• _EXERCISE GOAL_
Every line containing "View" should be identified and copied from the data below.

• _PROVIDED DATA_
Content starts
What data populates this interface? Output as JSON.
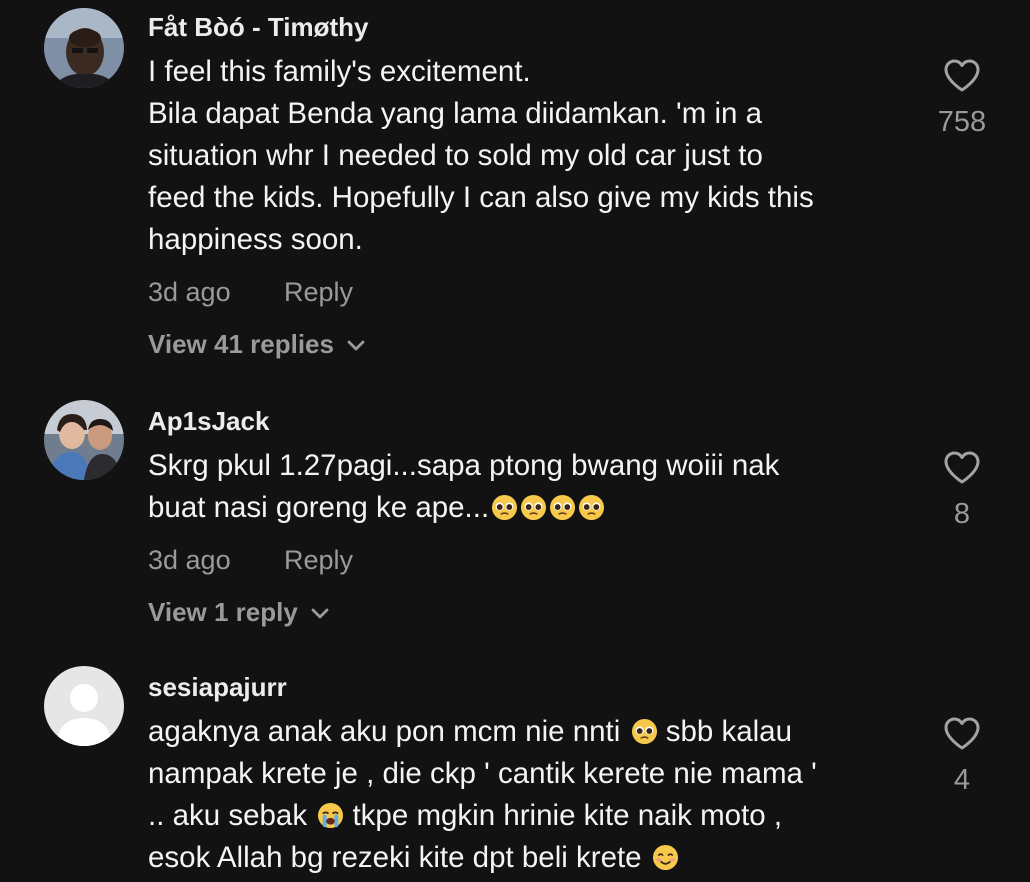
{
  "comments": [
    {
      "username": "Fåt Bòó - Timøthy",
      "lines": [
        "I feel this family's excitement.",
        "Bila dapat Benda yang lama diidamkan. 'm in a",
        "situation whr I needed to sold my old car just to",
        "feed the kids. Hopefully I can also give my kids this",
        "happiness soon."
      ],
      "time": "3d ago",
      "reply_label": "Reply",
      "view_replies": "View 41 replies",
      "likes": "758",
      "avatar": "man-photo"
    },
    {
      "username": "Ap1sJack",
      "line1": "Skrg pkul 1.27pagi...sapa ptong bwang woiii nak",
      "line2": "buat nasi goreng ke ape...",
      "line2_emojis": [
        "pleading-face",
        "pleading-face",
        "pleading-face",
        "pleading-face"
      ],
      "time": "3d ago",
      "reply_label": "Reply",
      "view_replies": "View 1 reply",
      "likes": "8",
      "avatar": "couple-photo"
    },
    {
      "username": "sesiapajurr",
      "line1a": "agaknya anak aku pon mcm nie nnti",
      "line1b": "sbb kalau",
      "line2": "nampak krete je , die ckp ' cantik kerete nie mama '",
      "line3a": ".. aku sebak",
      "line3b": "tkpe mgkin hrinie kite naik moto ,",
      "line4": "esok Allah bg rezeki kite dpt beli krete",
      "likes": "4",
      "avatar": "default-avatar"
    }
  ],
  "colors": {
    "background": "#121212",
    "text": "#f4f4f4",
    "muted": "#9a9a9a"
  }
}
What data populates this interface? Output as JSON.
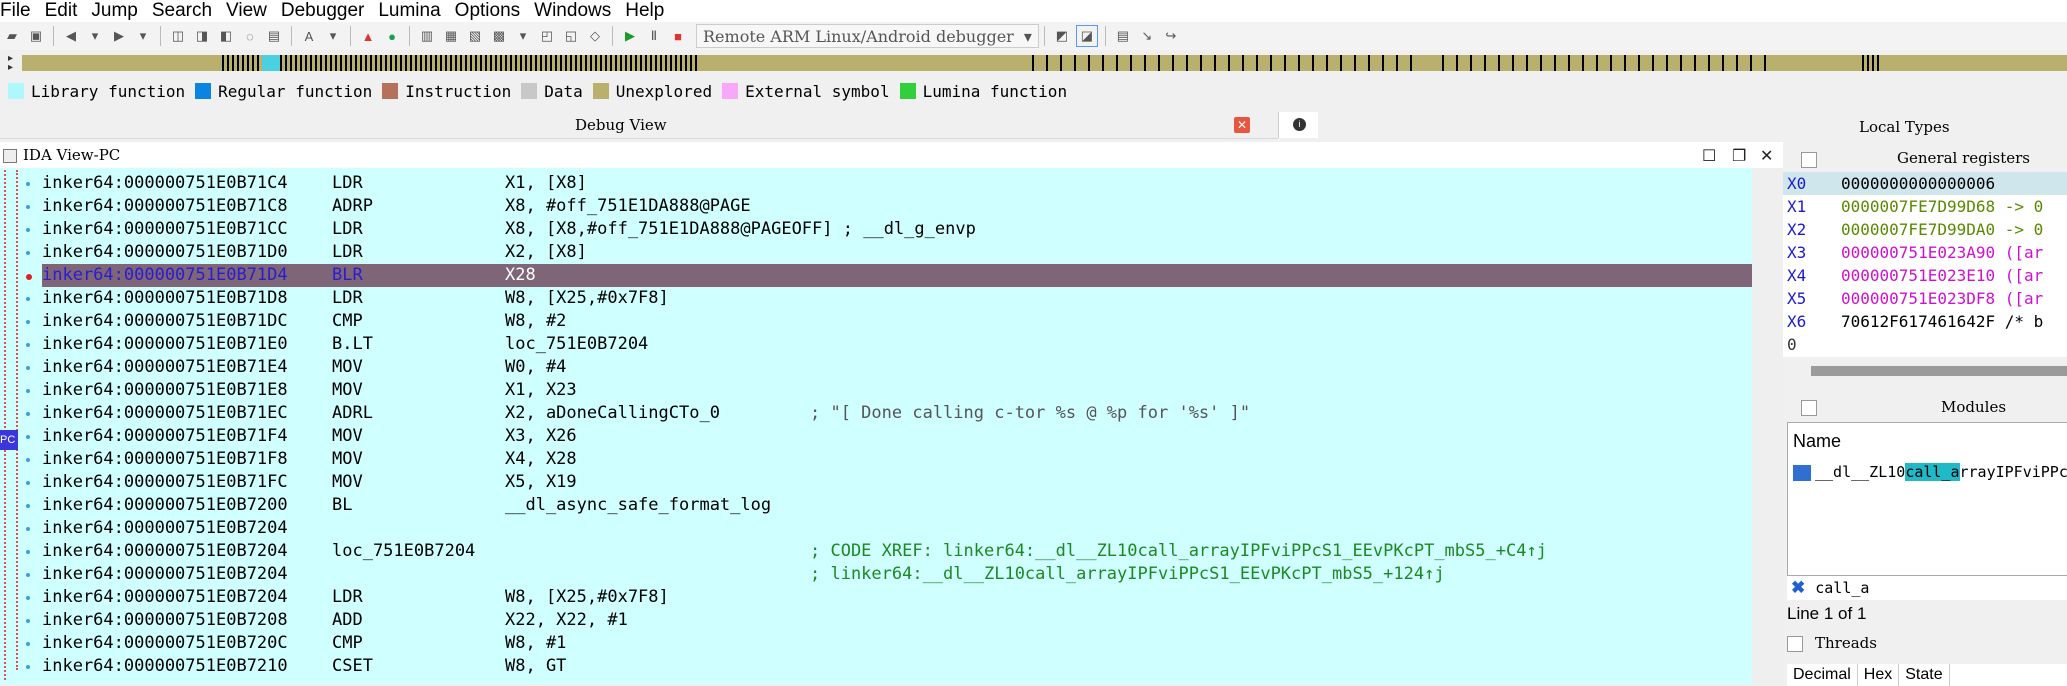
{
  "menu": [
    "File",
    "Edit",
    "Jump",
    "Search",
    "View",
    "Debugger",
    "Lumina",
    "Options",
    "Windows",
    "Help"
  ],
  "toolbar": {
    "debugger_select": "Remote ARM Linux/Android debugger"
  },
  "legend": [
    {
      "label": "Library function",
      "color": "#aef8fc"
    },
    {
      "label": "Regular function",
      "color": "#0a84e0"
    },
    {
      "label": "Instruction",
      "color": "#b5725b"
    },
    {
      "label": "Data",
      "color": "#c8c8c8"
    },
    {
      "label": "Unexplored",
      "color": "#b9b06d"
    },
    {
      "label": "External symbol",
      "color": "#f8a8f8"
    },
    {
      "label": "Lumina function",
      "color": "#2fd03a"
    }
  ],
  "panels": {
    "debug_view": "Debug View",
    "local_types": "Local Types",
    "ida_view": "IDA View-PC",
    "general_registers": "General registers",
    "modules": "Modules",
    "threads": "Threads"
  },
  "pc_label": "PC",
  "code_rows": [
    {
      "addr": "inker64:000000751E0B71C4",
      "op": "LDR",
      "arg": "X1, [X8]",
      "cmt": ""
    },
    {
      "addr": "inker64:000000751E0B71C8",
      "op": "ADRP",
      "arg": "X8, #off_751E1DA888@PAGE",
      "cmt": ""
    },
    {
      "addr": "inker64:000000751E0B71CC",
      "op": "LDR",
      "arg": "X8, [X8,#off_751E1DA888@PAGEOFF] ; __dl_g_envp",
      "cmt": ""
    },
    {
      "addr": "inker64:000000751E0B71D0",
      "op": "LDR",
      "arg": "X2, [X8]",
      "cmt": ""
    },
    {
      "addr": "inker64:000000751E0B71D4",
      "op": "BLR",
      "arg": "X28",
      "cmt": "",
      "hl": true
    },
    {
      "addr": "inker64:000000751E0B71D8",
      "op": "LDR",
      "arg": "W8, [X25,#0x7F8]",
      "cmt": ""
    },
    {
      "addr": "inker64:000000751E0B71DC",
      "op": "CMP",
      "arg": "W8, #2",
      "cmt": ""
    },
    {
      "addr": "inker64:000000751E0B71E0",
      "op": "B.LT",
      "arg": "loc_751E0B7204",
      "cmt": ""
    },
    {
      "addr": "inker64:000000751E0B71E4",
      "op": "MOV",
      "arg": "W0, #4",
      "cmt": ""
    },
    {
      "addr": "inker64:000000751E0B71E8",
      "op": "MOV",
      "arg": "X1, X23",
      "cmt": ""
    },
    {
      "addr": "inker64:000000751E0B71EC",
      "op": "ADRL",
      "arg": "X2, aDoneCallingCTo_0",
      "cmt": "; \"[ Done calling c-tor %s @ %p for '%s' ]\"",
      "gray": true
    },
    {
      "addr": "inker64:000000751E0B71F4",
      "op": "MOV",
      "arg": "X3, X26",
      "cmt": ""
    },
    {
      "addr": "inker64:000000751E0B71F8",
      "op": "MOV",
      "arg": "X4, X28",
      "cmt": ""
    },
    {
      "addr": "inker64:000000751E0B71FC",
      "op": "MOV",
      "arg": "X5, X19",
      "cmt": ""
    },
    {
      "addr": "inker64:000000751E0B7200",
      "op": "BL",
      "arg": "__dl_async_safe_format_log",
      "cmt": ""
    },
    {
      "addr": "inker64:000000751E0B7204",
      "op": "",
      "arg": "",
      "cmt": ""
    },
    {
      "addr": "inker64:000000751E0B7204",
      "op": "loc_751E0B7204",
      "arg": "",
      "cmt": "; CODE XREF: linker64:__dl__ZL10call_arrayIPFviPPcS1_EEvPKcPT_mbS5_+C4↑j"
    },
    {
      "addr": "inker64:000000751E0B7204",
      "op": "",
      "arg": "",
      "cmt": "; linker64:__dl__ZL10call_arrayIPFviPPcS1_EEvPKcPT_mbS5_+124↑j"
    },
    {
      "addr": "inker64:000000751E0B7204",
      "op": "LDR",
      "arg": "W8, [X25,#0x7F8]",
      "cmt": ""
    },
    {
      "addr": "inker64:000000751E0B7208",
      "op": "ADD",
      "arg": "X22, X22, #1",
      "cmt": ""
    },
    {
      "addr": "inker64:000000751E0B720C",
      "op": "CMP",
      "arg": "W8, #1",
      "cmt": ""
    },
    {
      "addr": "inker64:000000751E0B7210",
      "op": "CSET",
      "arg": "W8, GT",
      "cmt": ""
    },
    {
      "addr": "",
      "op": "",
      "arg": "",
      "cmt": ""
    }
  ],
  "registers": [
    {
      "name": "X0",
      "value": "0000000000000006",
      "color": "#000000",
      "sel": true
    },
    {
      "name": "X1",
      "value": "0000007FE7D99D68 -> 0",
      "color": "#5a8a00"
    },
    {
      "name": "X2",
      "value": "0000007FE7D99DA0 -> 0",
      "color": "#5a8a00"
    },
    {
      "name": "X3",
      "value": "000000751E023A90 ([ar",
      "color": "#d010d0"
    },
    {
      "name": "X4",
      "value": "000000751E023E10 ([ar",
      "color": "#d010d0"
    },
    {
      "name": "X5",
      "value": "000000751E023DF8 ([ar",
      "color": "#d010d0"
    },
    {
      "name": "X6",
      "value": "70612F617461642F /* b",
      "color": "#000000"
    }
  ],
  "reg_footer": "0",
  "modules": {
    "column": "Name",
    "item_pre": "__dl__ZL10",
    "item_hi": "call_a",
    "item_post": "rrayIPFviPPc"
  },
  "filter": {
    "value": "call_a"
  },
  "line_info": "Line 1 of 1",
  "threads_columns": [
    "Decimal",
    "Hex",
    "State"
  ]
}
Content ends
• _SOLUTION FOR THIS EXERCISE_
      "view_replies": "View 41 replies",
      "view_replies": "View 1 reply",
    "View",
    "debug_view": "Debug View",
    "ida_view": "IDA View-PC",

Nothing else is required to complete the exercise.